### Data to examine
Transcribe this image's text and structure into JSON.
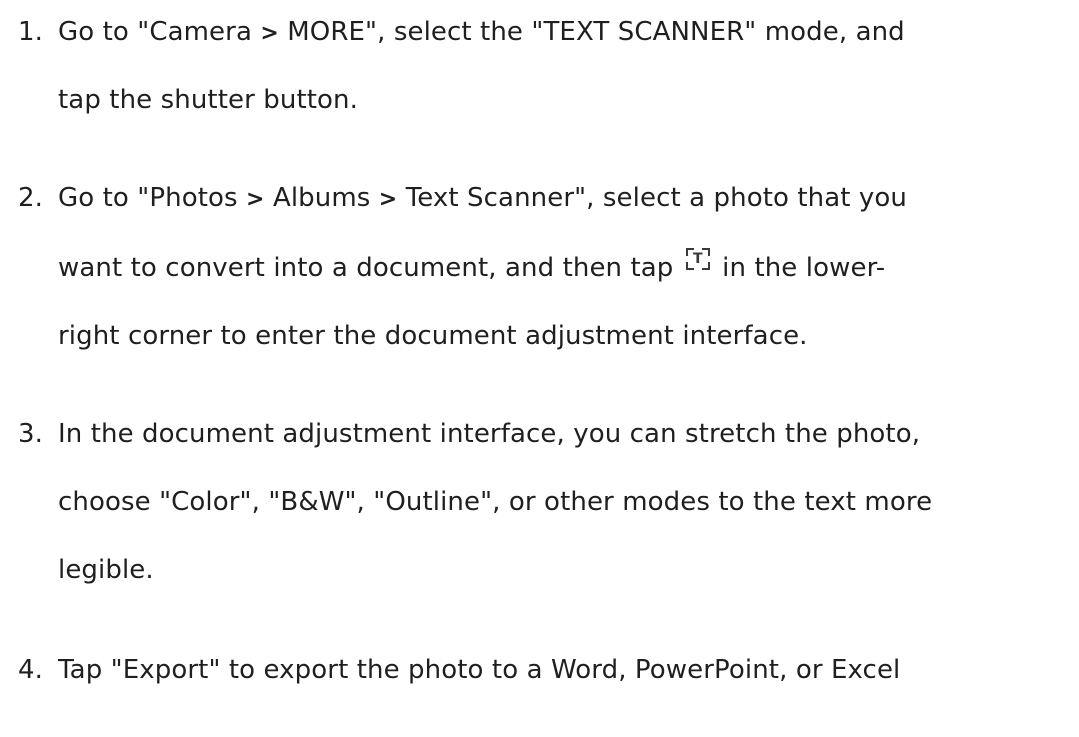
{
  "steps": [
    {
      "number": "1.",
      "lines": [
        {
          "segments": [
            "Go to \"Camera ",
            ">",
            " MORE\", select the \"TEXT SCANNER\" mode, and"
          ]
        },
        {
          "text": "tap the shutter button."
        }
      ]
    },
    {
      "number": "2.",
      "lines": [
        {
          "segments": [
            "Go to \"Photos ",
            ">",
            " Albums ",
            ">",
            " Text Scanner\", select a photo that you"
          ]
        },
        {
          "before_icon": "want to convert into a document, and then tap",
          "icon": "text-scan-icon",
          "icon_glyph": "T",
          "after_icon": "in the lower-"
        },
        {
          "text": "right corner to enter the document adjustment interface."
        }
      ]
    },
    {
      "number": "3.",
      "lines": [
        {
          "text": "In the document adjustment interface, you can stretch the photo,"
        },
        {
          "text": "choose \"Color\", \"B&W\", \"Outline\", or other modes to the text more"
        },
        {
          "text": "legible."
        }
      ]
    },
    {
      "number": "4.",
      "lines": [
        {
          "text": "Tap \"Export\" to export the photo to a Word, PowerPoint, or Excel"
        }
      ]
    }
  ]
}
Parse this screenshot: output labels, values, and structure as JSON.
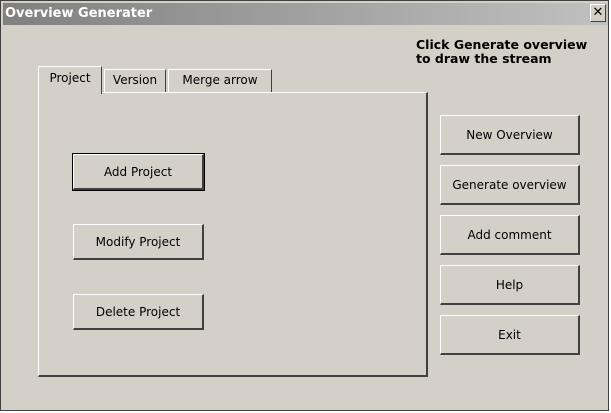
{
  "window": {
    "title": "Overview Generater",
    "close_glyph": "✕"
  },
  "hint": {
    "line1": "Click Generate overview",
    "line2": "to draw the stream"
  },
  "tabs": [
    {
      "label": "Project",
      "active": true
    },
    {
      "label": "Version",
      "active": false
    },
    {
      "label": "Merge arrow",
      "active": false
    }
  ],
  "project_panel": {
    "add_label": "Add Project",
    "modify_label": "Modify Project",
    "delete_label": "Delete Project"
  },
  "side_buttons": {
    "new_overview": "New Overview",
    "generate_overview": "Generate overview",
    "add_comment": "Add comment",
    "help": "Help",
    "exit": "Exit"
  },
  "colors": {
    "face": "#d4d0c8",
    "title_gradient_start": "#808080",
    "title_gradient_end": "#c0c0c0",
    "title_text": "#ffffff"
  }
}
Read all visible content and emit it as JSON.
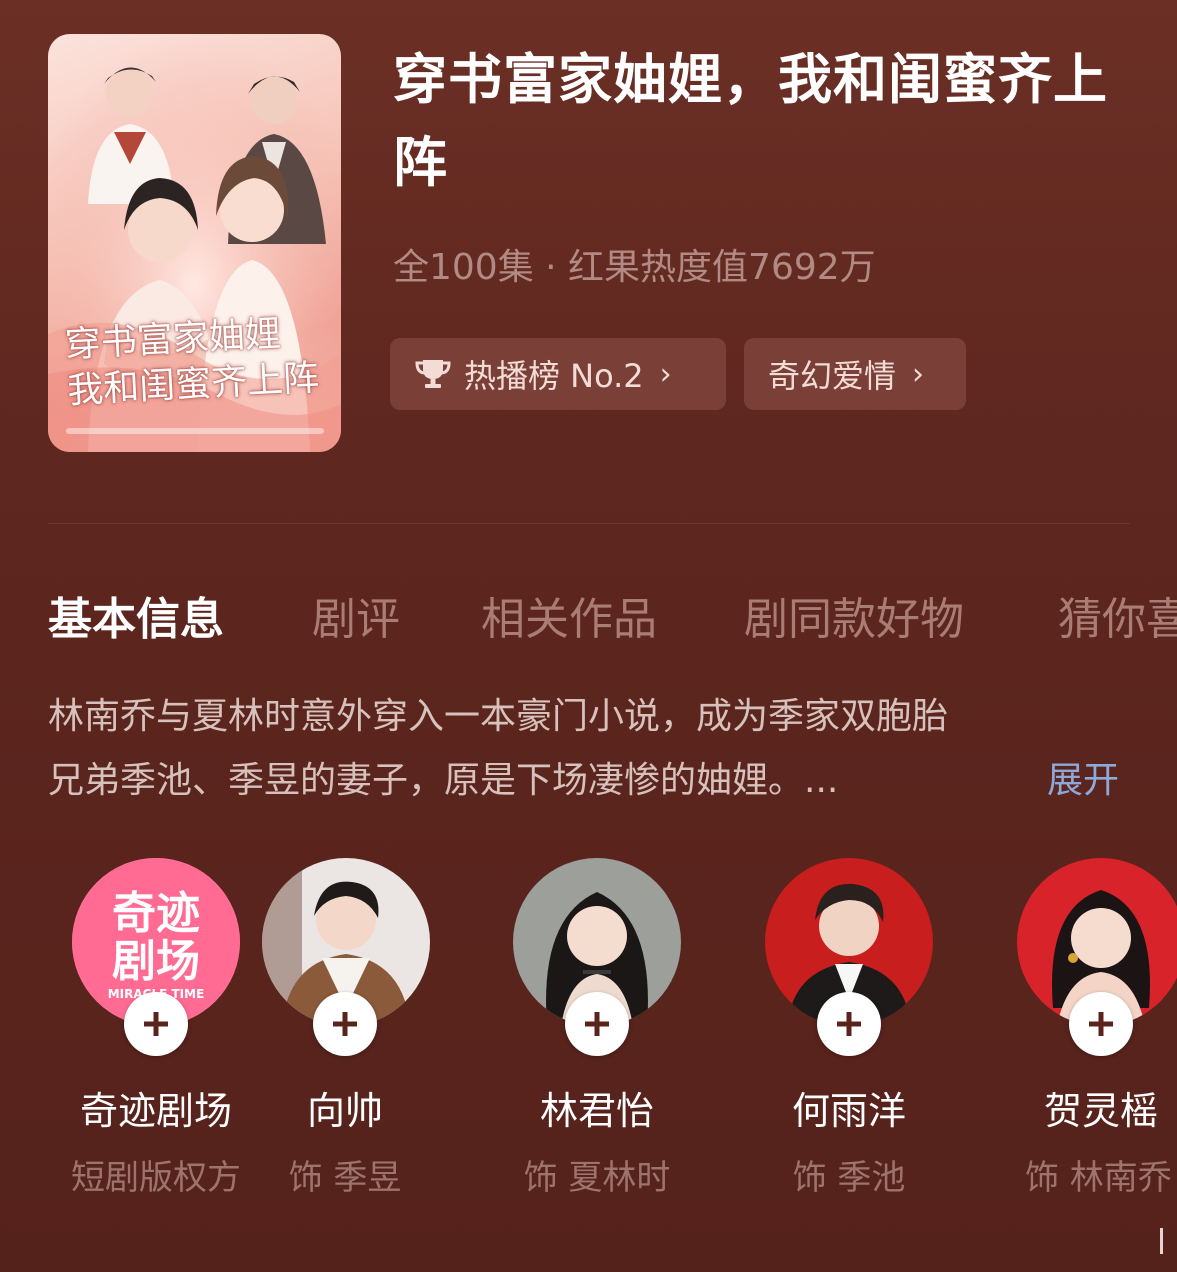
{
  "drama": {
    "title": "穿书富家妯娌，我和闺蜜齐上阵",
    "meta": "全100集 · 红果热度值7692万",
    "poster_title_line1": "穿书富家妯娌",
    "poster_title_line2": "我和闺蜜齐上阵"
  },
  "tags": [
    {
      "label": "热播榜 No.2",
      "icon": "trophy-icon"
    },
    {
      "label": "奇幻爱情"
    }
  ],
  "tabs": [
    {
      "label": "基本信息",
      "active": true
    },
    {
      "label": "剧评"
    },
    {
      "label": "相关作品"
    },
    {
      "label": "剧同款好物"
    },
    {
      "label": "猜你喜"
    }
  ],
  "description": {
    "line1": "林南乔与夏林时意外穿入一本豪门小说，成为季家双胞胎",
    "line2": "兄弟季池、季昱的妻子，原是下场凄惨的妯娌。...",
    "expand_label": "展开"
  },
  "cast": [
    {
      "name": "奇迹剧场",
      "role": "短剧版权方",
      "logo_line1": "奇迹",
      "logo_line2": "剧场",
      "logo_sub": "MIRACLE TIME"
    },
    {
      "name": "向帅",
      "role": "饰 季昱"
    },
    {
      "name": "林君怡",
      "role": "饰 夏林时"
    },
    {
      "name": "何雨洋",
      "role": "饰 季池"
    },
    {
      "name": "贺灵榣",
      "role": "饰 林南乔"
    }
  ],
  "colors": {
    "background": "#5e271f",
    "tag_bg": "#7a4038",
    "muted_text": "#b08a83",
    "expand_link": "#8fa8da"
  }
}
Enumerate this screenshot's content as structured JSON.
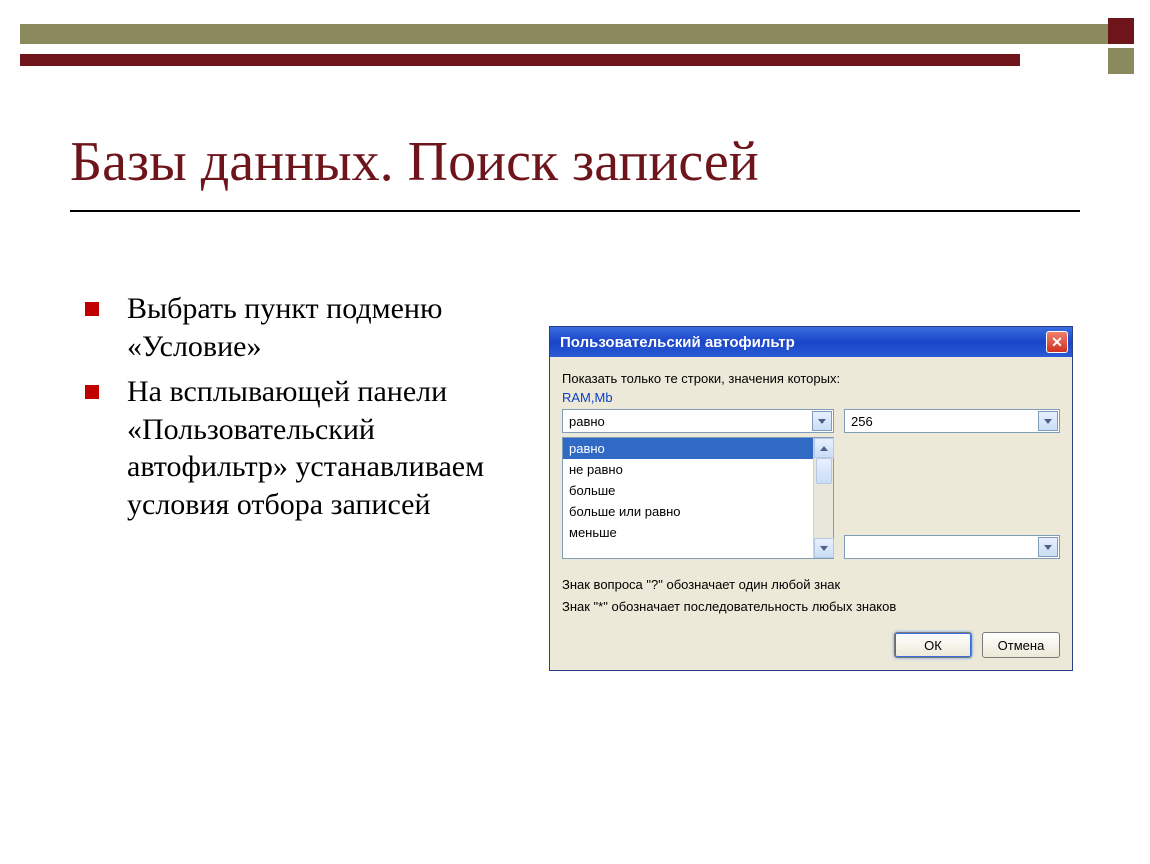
{
  "slide": {
    "title": "Базы данных. Поиск записей",
    "bullets": [
      "Выбрать пункт подменю «Условие»",
      "На всплывающей панели «Пользовательский автофильтр» устанавливаем условия отбора записей"
    ]
  },
  "dialog": {
    "title": "Пользовательский автофильтр",
    "instruction": "Показать только те строки, значения которых:",
    "field_label": "RAM,Mb",
    "condition1_op": "равно",
    "condition1_val": "256",
    "dropdown_options": [
      "равно",
      "не равно",
      "больше",
      "больше или равно",
      "меньше"
    ],
    "condition2_op": "",
    "condition2_val": "",
    "note1": "Знак вопроса \"?\" обозначает один любой знак",
    "note2": "Знак \"*\" обозначает последовательность любых знаков",
    "ok_label": "ОК",
    "cancel_label": "Отмена"
  }
}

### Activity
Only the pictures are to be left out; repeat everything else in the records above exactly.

### Answer area
Transcribe this image's text and structure into JSON.
{
  "steps": [
    {
      "number": "1.",
      "lines": [
        {
          "segments": [
            "Go to \"Camera ",
            ">",
            " MORE\", select the \"TEXT SCANNER\" mode, and"
          ]
        },
        {
          "text": "tap the shutter button."
        }
      ]
    },
    {
      "number": "2.",
      "lines": [
        {
          "segments": [
            "Go to \"Photos ",
            ">",
            " Albums ",
            ">",
            " Text Scanner\", select a photo that you"
          ]
        },
        {
          "before_icon": "want to convert into a document, and then tap",
          "icon": "text-scan-icon",
          "icon_glyph": "T",
          "after_icon": "in the lower-"
        },
        {
          "text": "right corner to enter the document adjustment interface."
        }
      ]
    },
    {
      "number": "3.",
      "lines": [
        {
          "text": "In the document adjustment interface, you can stretch the photo,"
        },
        {
          "text": "choose \"Color\", \"B&W\", \"Outline\", or other modes to the text more"
        },
        {
          "text": "legible."
        }
      ]
    },
    {
      "number": "4.",
      "lines": [
        {
          "text": "Tap \"Export\" to export the photo to a Word, PowerPoint, or Excel"
        }
      ]
    }
  ]
}
Parse this screenshot: output labels, values, and structure as JSON.
{
  "window": {
    "title": "Overview Generater",
    "close_glyph": "✕"
  },
  "hint": {
    "line1": "Click Generate overview",
    "line2": "to draw the stream"
  },
  "tabs": [
    {
      "label": "Project",
      "active": true
    },
    {
      "label": "Version",
      "active": false
    },
    {
      "label": "Merge arrow",
      "active": false
    }
  ],
  "project_panel": {
    "add_label": "Add Project",
    "modify_label": "Modify Project",
    "delete_label": "Delete Project"
  },
  "side_buttons": {
    "new_overview": "New Overview",
    "generate_overview": "Generate overview",
    "add_comment": "Add comment",
    "help": "Help",
    "exit": "Exit"
  },
  "colors": {
    "face": "#d4d0c8",
    "title_gradient_start": "#808080",
    "title_gradient_end": "#c0c0c0",
    "title_text": "#ffffff"
  }
}
Read all visible content and emit it as JSON.
{
  "drama": {
    "title": "穿书富家妯娌，我和闺蜜齐上阵",
    "meta": "全100集 · 红果热度值7692万",
    "poster_title_line1": "穿书富家妯娌",
    "poster_title_line2": "我和闺蜜齐上阵"
  },
  "tags": [
    {
      "label": "热播榜 No.2",
      "icon": "trophy-icon"
    },
    {
      "label": "奇幻爱情"
    }
  ],
  "tabs": [
    {
      "label": "基本信息",
      "active": true
    },
    {
      "label": "剧评"
    },
    {
      "label": "相关作品"
    },
    {
      "label": "剧同款好物"
    },
    {
      "label": "猜你喜"
    }
  ],
  "description": {
    "line1": "林南乔与夏林时意外穿入一本豪门小说，成为季家双胞胎",
    "line2": "兄弟季池、季昱的妻子，原是下场凄惨的妯娌。...",
    "expand_label": "展开"
  },
  "cast": [
    {
      "name": "奇迹剧场",
      "role": "短剧版权方",
      "logo_line1": "奇迹",
      "logo_line2": "剧场",
      "logo_sub": "MIRACLE TIME"
    },
    {
      "name": "向帅",
      "role": "饰 季昱"
    },
    {
      "name": "林君怡",
      "role": "饰 夏林时"
    },
    {
      "name": "何雨洋",
      "role": "饰 季池"
    },
    {
      "name": "贺灵榣",
      "role": "饰 林南乔"
    }
  ],
  "colors": {
    "background": "#5e271f",
    "tag_bg": "#7a4038",
    "muted_text": "#b08a83",
    "expand_link": "#8fa8da"
  }
}
Enumerate this screenshot's content as structured JSON.
{
  "slide": {
    "title": "Базы данных. Поиск записей",
    "bullets": [
      "Выбрать пункт подменю «Условие»",
      "На всплывающей панели «Пользовательский автофильтр» устанавливаем условия отбора записей"
    ]
  },
  "dialog": {
    "title": "Пользовательский автофильтр",
    "instruction": "Показать только те строки, значения которых:",
    "field_label": "RAM,Mb",
    "condition1_op": "равно",
    "condition1_val": "256",
    "dropdown_options": [
      "равно",
      "не равно",
      "больше",
      "больше или равно",
      "меньше"
    ],
    "condition2_op": "",
    "condition2_val": "",
    "note1": "Знак вопроса \"?\" обозначает один любой знак",
    "note2": "Знак \"*\" обозначает последовательность любых знаков",
    "ok_label": "ОК",
    "cancel_label": "Отмена"
  }
}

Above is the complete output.